* [GIVEN RECORDS]
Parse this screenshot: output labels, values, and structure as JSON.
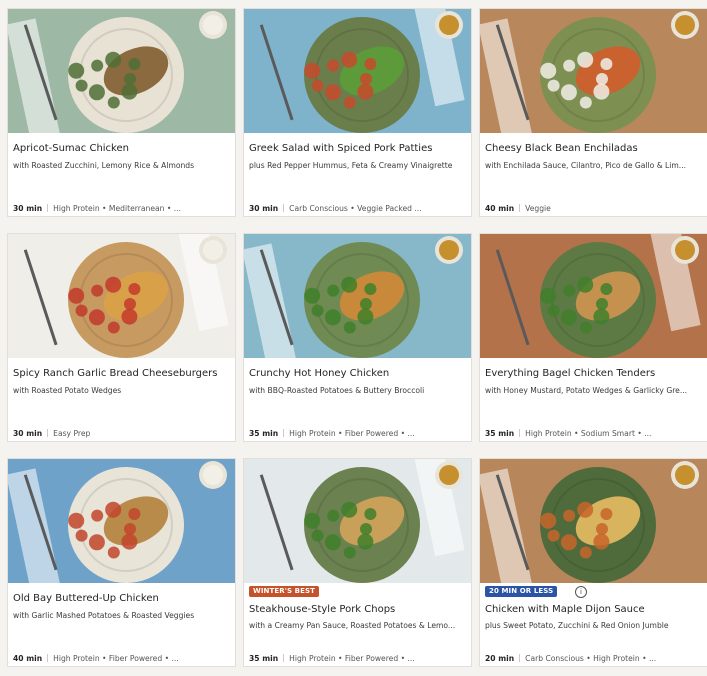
{
  "recipes": [
    {
      "title": "Apricot-Sumac Chicken",
      "subtitle": "with Roasted Zucchini, Lemony Rice & Almonds",
      "time": "30 min",
      "tags": "High Protein • Mediterranean • ...",
      "bg": "#9eb8a6",
      "plate": "#e8e2d4",
      "food": "#8a6a3e",
      "accent": "#4f6f35"
    },
    {
      "title": "Greek Salad with Spiced Pork Patties",
      "subtitle": "plus Red Pepper Hummus, Feta & Creamy Vinaigrette",
      "time": "30 min",
      "tags": "Carb Conscious • Veggie Packed ...",
      "bg": "#7fb3cc",
      "plate": "#6a7e4c",
      "food": "#5c9a3a",
      "accent": "#c74a2c"
    },
    {
      "title": "Cheesy Black Bean Enchiladas",
      "subtitle": "with Enchilada Sauce, Cilantro, Pico de Gallo & Lim...",
      "time": "40 min",
      "tags": "Veggie",
      "bg": "#b9875c",
      "plate": "#7e8f52",
      "food": "#c9622f",
      "accent": "#f1efe8"
    },
    {
      "title": "Spicy Ranch Garlic Bread Cheeseburgers",
      "subtitle": "with Roasted Potato Wedges",
      "time": "30 min",
      "tags": "Easy Prep",
      "bg": "#f0eee9",
      "plate": "#c79a61",
      "food": "#d9a04a",
      "accent": "#c2392b"
    },
    {
      "title": "Crunchy Hot Honey Chicken",
      "subtitle": "with BBQ-Roasted Potatoes & Buttery Broccoli",
      "time": "35 min",
      "tags": "High Protein • Fiber Powered • ...",
      "bg": "#86b8c9",
      "plate": "#6f8a52",
      "food": "#c88a3a",
      "accent": "#3f7f2a"
    },
    {
      "title": "Everything Bagel Chicken Tenders",
      "subtitle": "with Honey Mustard, Potato Wedges & Garlicky Gre...",
      "time": "35 min",
      "tags": "High Protein • Sodium Smart • ...",
      "bg": "#b4724a",
      "plate": "#5e7a44",
      "food": "#c4914f",
      "accent": "#3f7f2a"
    },
    {
      "title": "Old Bay Buttered-Up Chicken",
      "subtitle": "with Garlic Mashed Potatoes & Roasted Veggies",
      "time": "40 min",
      "tags": "High Protein • Fiber Powered • ...",
      "bg": "#6fa2c9",
      "plate": "#e9e4d8",
      "food": "#b98b4a",
      "accent": "#c2452b"
    },
    {
      "title": "Steakhouse-Style Pork Chops",
      "subtitle": "with a Creamy Pan Sauce, Roasted Potatoes & Lemo...",
      "time": "35 min",
      "tags": "High Protein • Fiber Powered • ...",
      "bg": "#e3e8ea",
      "plate": "#6b8150",
      "food": "#c8a05a",
      "accent": "#3f7f2a",
      "badge": "WINTER'S BEST",
      "badge_color": "orange"
    },
    {
      "title": "Chicken with Maple Dijon Sauce",
      "subtitle": "plus Sweet Potato, Zucchini & Red Onion Jumble",
      "time": "20 min",
      "tags": "Carb Conscious • High Protein • ...",
      "bg": "#b7865a",
      "plate": "#4f6b3c",
      "food": "#d9b45e",
      "accent": "#c7652a",
      "badge": "20 MIN OR LESS",
      "badge_color": "blue",
      "info": "ⓘ"
    }
  ]
}
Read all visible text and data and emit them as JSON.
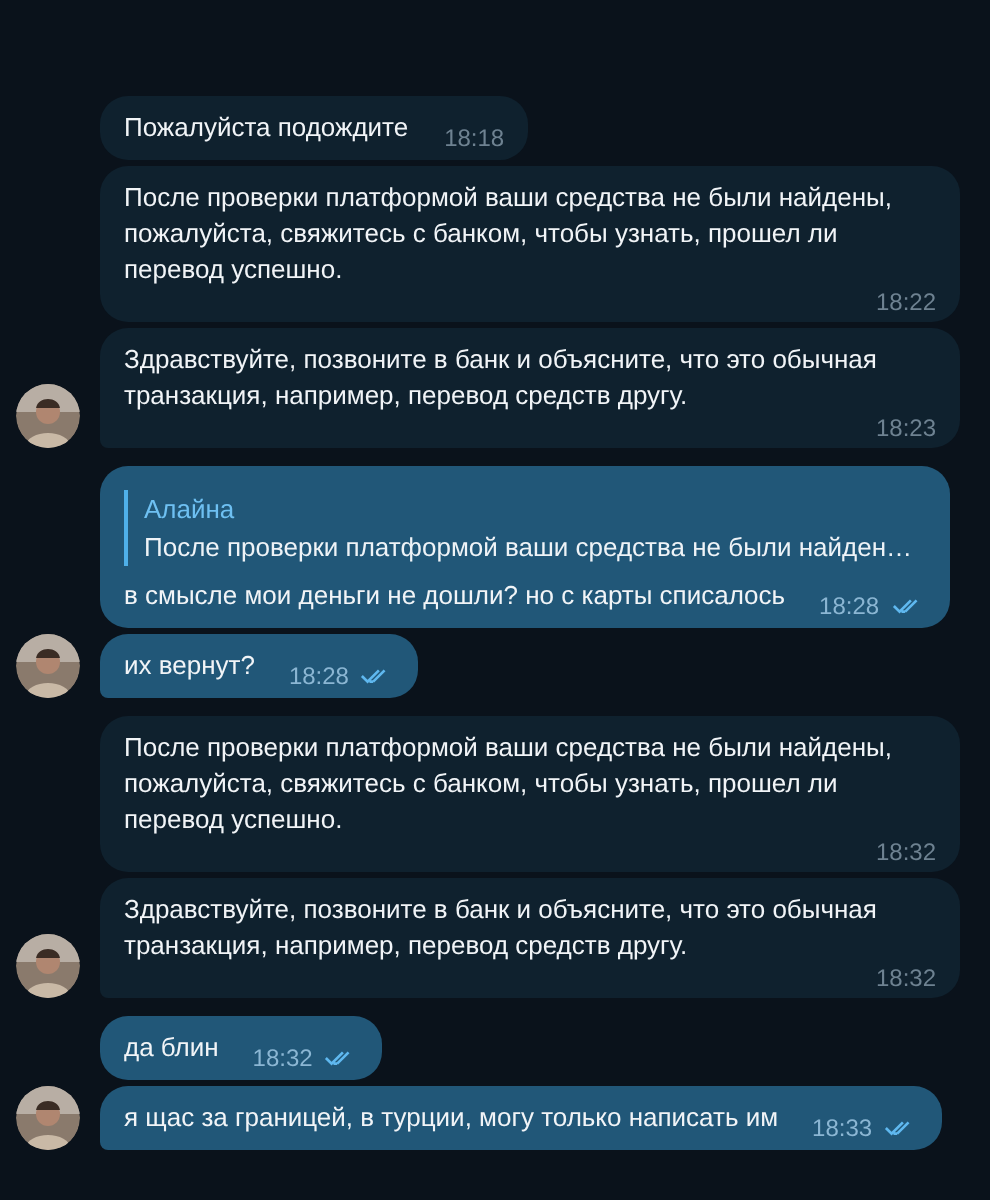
{
  "messages": [
    {
      "kind": "incoming",
      "text": "Пожалуйста подождите",
      "time": "18:18",
      "avatar": false
    },
    {
      "kind": "incoming",
      "text": "После проверки платформой ваши средства не были найдены, пожалуйста, свяжитесь с банком, чтобы узнать, прошел ли перевод успешно.",
      "time": "18:22",
      "avatar": false
    },
    {
      "kind": "incoming",
      "text": "Здравствуйте, позвоните в банк и объясните, что это обычная транзакция, например, перевод средств другу.",
      "time": "18:23",
      "avatar": true
    },
    {
      "kind": "outgoing",
      "reply": {
        "author": "Алайна",
        "text": "После проверки платформой ваши средства не были найден…"
      },
      "text": "в смысле мои деньги не дошли? но с карты списалось",
      "time": "18:28",
      "read": true,
      "avatar": false
    },
    {
      "kind": "outgoing",
      "text": "их вернут?",
      "time": "18:28",
      "read": true,
      "avatar": true
    },
    {
      "kind": "incoming",
      "text": "После проверки платформой ваши средства не были найдены, пожалуйста, свяжитесь с банком, чтобы узнать, прошел ли перевод успешно.",
      "time": "18:32",
      "avatar": false
    },
    {
      "kind": "incoming",
      "text": "Здравствуйте, позвоните в банк и объясните, что это обычная транзакция, например, перевод средств другу.",
      "time": "18:32",
      "avatar": true
    },
    {
      "kind": "outgoing",
      "text": "да блин",
      "time": "18:32",
      "read": true,
      "avatar": false
    },
    {
      "kind": "outgoing",
      "text": "я щас за границей, в турции, могу только написать им",
      "time": "18:33",
      "read": true,
      "avatar": true
    }
  ]
}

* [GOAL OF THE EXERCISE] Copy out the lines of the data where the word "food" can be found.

* [EXERCISE RESULT]
      "food": "#8a6a3e",
      "food": "#5c9a3a",
      "food": "#c9622f",
      "food": "#d9a04a",
      "food": "#c88a3a",
      "food": "#c4914f",
      "food": "#b98b4a",
      "food": "#c8a05a",
      "food": "#d9b45e",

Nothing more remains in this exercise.